That's it. Start coding.
irb is the interactive command line interpreter for Ruby and a great way to try things out, for example:
% irb irb(main):001:0> methods => ["inspect", "bindings", "tap", "popb", "display", "clone", "chws", "public", "irb_kill", "install_alias_method", "public_methods", "__send__", "irb_push_binding", "pwws", "instance_variable_defined?", "context", ...] irb(main):002:0> s = String.new "Hello World" => "Hello World"
 Other Tips
- if you are coming from the Java world, you'll find the striking difference to Ruby is the duck typing rather than the strong typing of Java. Also, Ruby uses closures rather than the anonymous classes of Java; the former very powerful construct is used all the time in Ruby whereas the latter is reserved for special application in Java due to it's limited usefulness (who can forget the instant headache brought on by the AWT ActionListener interface?). Get your head around these concepts first.
- Eclipse users might want to try installing the Ruby Development Tool for Eclipse to help with syntax highlighting, code formatting and regular expression testing. I still go to the command line to test scripts and try things out in irb, however. For Rails, I have yet to give RADRails for Eclipse my full attention due to a somewhat regrettable detour to IntelliJ, but this is on my todo list.
- if you are coming from the Perl and/or PHP world, you'll just need to know that everything is an object in Ruby from the start (as soon as you start typing, you are inside the Kernel object). Writing my first scripts, I sometimes struggled because of my recent Java history, but realizing that the language was originally conceived as a successor to Perl, things got a little easier. Perl programmers will recognize the ability to define dollar-sign globals and that regular expressions are first class objects like strings.
 Learning Resources
- Why's (poignant) Guide to Ruby by whytheluckystiff an entertaining and bizaar place to start, get hyped up on the zen of Ruby syntax. If Ruby closures are starting to give you a headache, you can easily detour to whytheluckystiff's quiet photo blog to escape this bitter reality.
- ruby-doc.org Home base for Ruby documentation
- Using the Rake Build Language by Martin Fowler
- Ruby on Rails Rake Tutorial (a.k.a. How Rake Turned Me into an Acoholic) by Gregg Pollack
- Closure as defined by Martin Fowler
- Ruby on Rails podcast usually hosted by Geoffrey Grosenbach, let's you hear about lot's of interesting things people are doing with Rails
- Get Ruby on Rails In No Time is the quick summary of getting your first Rails application up in 5 minutes.
Ruby being the kind of programming language it is, it makes perfect sense that the Programatic Programmer publishers have some very good books for learners:

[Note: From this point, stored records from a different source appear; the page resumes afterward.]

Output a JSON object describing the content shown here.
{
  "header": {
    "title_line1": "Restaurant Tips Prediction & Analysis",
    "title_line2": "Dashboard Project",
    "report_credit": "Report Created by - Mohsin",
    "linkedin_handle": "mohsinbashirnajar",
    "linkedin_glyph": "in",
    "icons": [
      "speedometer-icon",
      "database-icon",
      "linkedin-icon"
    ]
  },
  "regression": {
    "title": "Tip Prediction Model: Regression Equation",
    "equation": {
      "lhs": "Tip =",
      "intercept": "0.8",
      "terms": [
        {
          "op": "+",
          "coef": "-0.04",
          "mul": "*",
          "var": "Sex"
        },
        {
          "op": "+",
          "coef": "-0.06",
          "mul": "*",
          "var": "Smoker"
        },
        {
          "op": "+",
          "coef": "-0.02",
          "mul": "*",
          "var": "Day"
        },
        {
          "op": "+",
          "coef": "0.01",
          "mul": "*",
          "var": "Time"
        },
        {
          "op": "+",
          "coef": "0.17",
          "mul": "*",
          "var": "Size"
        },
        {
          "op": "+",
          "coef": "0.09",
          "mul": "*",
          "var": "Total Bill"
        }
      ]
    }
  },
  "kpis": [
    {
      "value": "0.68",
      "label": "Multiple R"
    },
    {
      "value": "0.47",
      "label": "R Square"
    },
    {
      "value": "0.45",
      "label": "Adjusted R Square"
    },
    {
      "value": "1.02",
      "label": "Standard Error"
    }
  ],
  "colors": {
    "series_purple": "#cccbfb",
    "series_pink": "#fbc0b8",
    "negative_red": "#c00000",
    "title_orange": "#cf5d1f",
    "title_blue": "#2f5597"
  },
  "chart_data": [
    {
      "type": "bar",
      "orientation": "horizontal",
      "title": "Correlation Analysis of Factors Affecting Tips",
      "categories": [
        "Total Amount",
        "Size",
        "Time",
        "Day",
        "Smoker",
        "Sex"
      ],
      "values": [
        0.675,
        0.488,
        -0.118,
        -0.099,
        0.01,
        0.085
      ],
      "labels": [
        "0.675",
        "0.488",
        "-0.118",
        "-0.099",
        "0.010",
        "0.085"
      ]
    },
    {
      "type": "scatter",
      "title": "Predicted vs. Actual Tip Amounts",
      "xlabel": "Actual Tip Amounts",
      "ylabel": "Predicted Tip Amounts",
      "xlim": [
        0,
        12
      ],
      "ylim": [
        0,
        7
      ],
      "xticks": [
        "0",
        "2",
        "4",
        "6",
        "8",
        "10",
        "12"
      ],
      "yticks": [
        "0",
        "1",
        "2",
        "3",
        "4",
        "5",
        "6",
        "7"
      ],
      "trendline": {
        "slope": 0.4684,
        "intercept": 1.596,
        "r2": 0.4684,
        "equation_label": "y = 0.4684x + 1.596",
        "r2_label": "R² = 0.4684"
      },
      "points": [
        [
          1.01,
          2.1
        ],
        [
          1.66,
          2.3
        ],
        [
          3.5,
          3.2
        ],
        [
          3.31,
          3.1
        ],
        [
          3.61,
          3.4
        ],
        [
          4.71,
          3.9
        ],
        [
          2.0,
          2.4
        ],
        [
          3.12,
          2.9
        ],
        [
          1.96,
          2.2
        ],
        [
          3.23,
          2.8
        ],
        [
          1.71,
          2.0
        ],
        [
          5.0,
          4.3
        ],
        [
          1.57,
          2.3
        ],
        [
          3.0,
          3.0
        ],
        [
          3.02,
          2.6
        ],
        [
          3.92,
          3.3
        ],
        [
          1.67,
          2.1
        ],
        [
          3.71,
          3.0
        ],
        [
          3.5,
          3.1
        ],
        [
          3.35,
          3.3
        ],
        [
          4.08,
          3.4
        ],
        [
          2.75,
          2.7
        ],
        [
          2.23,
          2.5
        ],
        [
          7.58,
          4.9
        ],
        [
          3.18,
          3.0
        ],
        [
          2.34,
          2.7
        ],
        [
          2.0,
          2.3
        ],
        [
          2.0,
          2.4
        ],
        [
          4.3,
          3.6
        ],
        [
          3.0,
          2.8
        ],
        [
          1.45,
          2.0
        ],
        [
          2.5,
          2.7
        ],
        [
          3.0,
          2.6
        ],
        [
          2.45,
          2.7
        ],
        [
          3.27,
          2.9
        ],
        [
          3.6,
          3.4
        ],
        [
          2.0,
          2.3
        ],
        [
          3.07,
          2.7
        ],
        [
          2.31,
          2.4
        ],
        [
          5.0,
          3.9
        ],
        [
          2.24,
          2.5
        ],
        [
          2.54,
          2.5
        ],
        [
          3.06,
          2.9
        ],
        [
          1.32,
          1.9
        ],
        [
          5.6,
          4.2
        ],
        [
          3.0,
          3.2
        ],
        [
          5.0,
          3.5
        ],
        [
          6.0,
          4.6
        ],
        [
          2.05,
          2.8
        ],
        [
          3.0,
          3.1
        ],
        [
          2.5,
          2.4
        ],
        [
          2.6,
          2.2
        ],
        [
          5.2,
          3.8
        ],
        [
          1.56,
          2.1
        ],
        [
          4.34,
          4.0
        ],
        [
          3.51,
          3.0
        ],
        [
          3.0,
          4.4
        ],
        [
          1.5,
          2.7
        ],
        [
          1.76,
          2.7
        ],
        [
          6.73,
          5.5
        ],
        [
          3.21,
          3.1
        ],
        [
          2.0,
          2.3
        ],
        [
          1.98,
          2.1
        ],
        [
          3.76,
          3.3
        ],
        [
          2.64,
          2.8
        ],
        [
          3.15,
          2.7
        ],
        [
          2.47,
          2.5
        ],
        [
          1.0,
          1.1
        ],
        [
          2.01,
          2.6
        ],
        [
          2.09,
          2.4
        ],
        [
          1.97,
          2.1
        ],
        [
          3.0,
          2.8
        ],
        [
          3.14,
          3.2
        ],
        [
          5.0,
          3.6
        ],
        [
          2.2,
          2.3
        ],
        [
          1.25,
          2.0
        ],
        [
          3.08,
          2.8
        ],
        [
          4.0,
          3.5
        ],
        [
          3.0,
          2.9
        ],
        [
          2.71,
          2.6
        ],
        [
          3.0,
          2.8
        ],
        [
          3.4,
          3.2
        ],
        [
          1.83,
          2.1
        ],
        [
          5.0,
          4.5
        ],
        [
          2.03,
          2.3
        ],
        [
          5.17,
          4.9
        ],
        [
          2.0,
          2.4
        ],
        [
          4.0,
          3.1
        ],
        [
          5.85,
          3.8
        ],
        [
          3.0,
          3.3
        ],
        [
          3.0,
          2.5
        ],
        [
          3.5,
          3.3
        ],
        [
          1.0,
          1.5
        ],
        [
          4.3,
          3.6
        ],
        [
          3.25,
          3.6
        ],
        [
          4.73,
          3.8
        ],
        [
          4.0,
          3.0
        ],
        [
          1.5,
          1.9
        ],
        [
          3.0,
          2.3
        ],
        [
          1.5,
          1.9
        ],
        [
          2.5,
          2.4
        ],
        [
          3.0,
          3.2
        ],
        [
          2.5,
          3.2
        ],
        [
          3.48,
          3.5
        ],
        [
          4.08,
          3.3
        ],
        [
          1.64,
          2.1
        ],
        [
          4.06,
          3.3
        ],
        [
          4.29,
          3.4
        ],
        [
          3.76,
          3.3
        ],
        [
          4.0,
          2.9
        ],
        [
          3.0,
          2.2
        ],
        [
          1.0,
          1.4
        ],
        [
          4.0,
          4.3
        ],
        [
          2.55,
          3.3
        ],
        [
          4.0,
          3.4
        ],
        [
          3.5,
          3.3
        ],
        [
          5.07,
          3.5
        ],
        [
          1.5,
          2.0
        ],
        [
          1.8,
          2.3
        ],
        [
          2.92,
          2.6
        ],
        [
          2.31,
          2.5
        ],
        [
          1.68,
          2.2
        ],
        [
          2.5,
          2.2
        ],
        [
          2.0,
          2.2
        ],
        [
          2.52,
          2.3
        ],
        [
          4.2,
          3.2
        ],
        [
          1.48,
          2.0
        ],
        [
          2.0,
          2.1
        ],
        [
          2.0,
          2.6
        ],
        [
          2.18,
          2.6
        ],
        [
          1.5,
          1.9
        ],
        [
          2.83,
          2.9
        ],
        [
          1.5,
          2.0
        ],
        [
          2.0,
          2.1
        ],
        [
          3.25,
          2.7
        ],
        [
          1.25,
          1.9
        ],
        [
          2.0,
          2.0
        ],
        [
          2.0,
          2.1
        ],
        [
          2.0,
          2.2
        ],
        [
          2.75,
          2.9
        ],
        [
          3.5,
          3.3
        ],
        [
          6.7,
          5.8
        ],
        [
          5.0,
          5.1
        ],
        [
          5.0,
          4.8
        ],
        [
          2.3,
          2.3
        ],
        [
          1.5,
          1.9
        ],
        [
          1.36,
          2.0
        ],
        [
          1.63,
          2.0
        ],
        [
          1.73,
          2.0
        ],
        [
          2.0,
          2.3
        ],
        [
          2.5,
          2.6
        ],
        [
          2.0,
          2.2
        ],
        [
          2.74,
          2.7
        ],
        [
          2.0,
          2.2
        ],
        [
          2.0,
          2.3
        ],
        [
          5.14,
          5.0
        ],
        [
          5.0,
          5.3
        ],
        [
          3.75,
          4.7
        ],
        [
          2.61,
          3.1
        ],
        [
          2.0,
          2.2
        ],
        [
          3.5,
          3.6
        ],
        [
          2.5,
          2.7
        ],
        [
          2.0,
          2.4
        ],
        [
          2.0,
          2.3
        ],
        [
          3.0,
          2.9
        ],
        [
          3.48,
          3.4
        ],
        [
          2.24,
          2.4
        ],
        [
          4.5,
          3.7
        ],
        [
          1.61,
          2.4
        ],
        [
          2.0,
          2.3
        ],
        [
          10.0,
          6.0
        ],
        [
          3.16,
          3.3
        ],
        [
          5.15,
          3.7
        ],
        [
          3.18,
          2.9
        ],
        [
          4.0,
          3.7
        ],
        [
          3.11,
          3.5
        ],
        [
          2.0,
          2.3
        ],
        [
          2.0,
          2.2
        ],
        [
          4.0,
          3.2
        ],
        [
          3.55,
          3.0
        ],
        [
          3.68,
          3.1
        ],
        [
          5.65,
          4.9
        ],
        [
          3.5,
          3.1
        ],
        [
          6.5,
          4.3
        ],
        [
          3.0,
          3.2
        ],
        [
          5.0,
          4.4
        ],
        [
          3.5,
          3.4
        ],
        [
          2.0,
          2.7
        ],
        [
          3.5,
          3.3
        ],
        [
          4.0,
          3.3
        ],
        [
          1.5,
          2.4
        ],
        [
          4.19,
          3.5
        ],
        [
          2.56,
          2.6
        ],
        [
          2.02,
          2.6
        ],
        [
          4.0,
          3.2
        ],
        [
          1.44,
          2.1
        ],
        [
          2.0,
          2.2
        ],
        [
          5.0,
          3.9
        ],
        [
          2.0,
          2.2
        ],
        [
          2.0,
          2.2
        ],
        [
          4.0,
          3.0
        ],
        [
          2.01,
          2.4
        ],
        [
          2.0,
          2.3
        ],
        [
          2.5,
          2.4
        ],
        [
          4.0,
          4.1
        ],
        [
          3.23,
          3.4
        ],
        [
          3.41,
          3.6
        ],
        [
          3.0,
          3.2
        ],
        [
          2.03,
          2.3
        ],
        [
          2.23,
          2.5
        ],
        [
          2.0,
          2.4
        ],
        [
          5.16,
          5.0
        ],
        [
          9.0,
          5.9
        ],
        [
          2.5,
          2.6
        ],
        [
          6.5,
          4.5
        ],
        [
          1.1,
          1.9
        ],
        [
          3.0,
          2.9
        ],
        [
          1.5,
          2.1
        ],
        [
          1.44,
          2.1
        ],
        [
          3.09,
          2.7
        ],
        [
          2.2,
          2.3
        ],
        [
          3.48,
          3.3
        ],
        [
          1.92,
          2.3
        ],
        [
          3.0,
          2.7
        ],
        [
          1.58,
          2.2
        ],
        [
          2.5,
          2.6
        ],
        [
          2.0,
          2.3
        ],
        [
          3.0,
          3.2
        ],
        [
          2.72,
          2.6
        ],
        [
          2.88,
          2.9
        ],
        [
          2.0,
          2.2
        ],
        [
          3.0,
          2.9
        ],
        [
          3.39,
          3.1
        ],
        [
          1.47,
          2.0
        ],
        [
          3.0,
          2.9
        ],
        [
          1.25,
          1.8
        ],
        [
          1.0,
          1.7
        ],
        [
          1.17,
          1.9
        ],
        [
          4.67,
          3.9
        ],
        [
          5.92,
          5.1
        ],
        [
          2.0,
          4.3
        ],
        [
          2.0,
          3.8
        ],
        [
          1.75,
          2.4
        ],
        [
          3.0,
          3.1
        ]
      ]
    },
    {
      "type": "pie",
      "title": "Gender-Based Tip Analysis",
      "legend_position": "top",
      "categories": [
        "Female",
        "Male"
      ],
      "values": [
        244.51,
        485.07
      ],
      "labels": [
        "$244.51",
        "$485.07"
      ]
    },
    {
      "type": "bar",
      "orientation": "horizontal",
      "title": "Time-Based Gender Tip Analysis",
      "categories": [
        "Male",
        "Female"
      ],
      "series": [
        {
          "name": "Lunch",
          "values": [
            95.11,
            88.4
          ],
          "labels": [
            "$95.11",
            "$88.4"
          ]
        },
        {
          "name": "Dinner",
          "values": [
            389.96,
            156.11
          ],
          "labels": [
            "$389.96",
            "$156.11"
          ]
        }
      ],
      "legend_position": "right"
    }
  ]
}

- Programming Ruby, the Pragmatic Programmers Guide a must
- Rails for Java Developers does a nice job explaining Rails when you're used to J2EE
Other O'Reilly books I have on my bookshelf are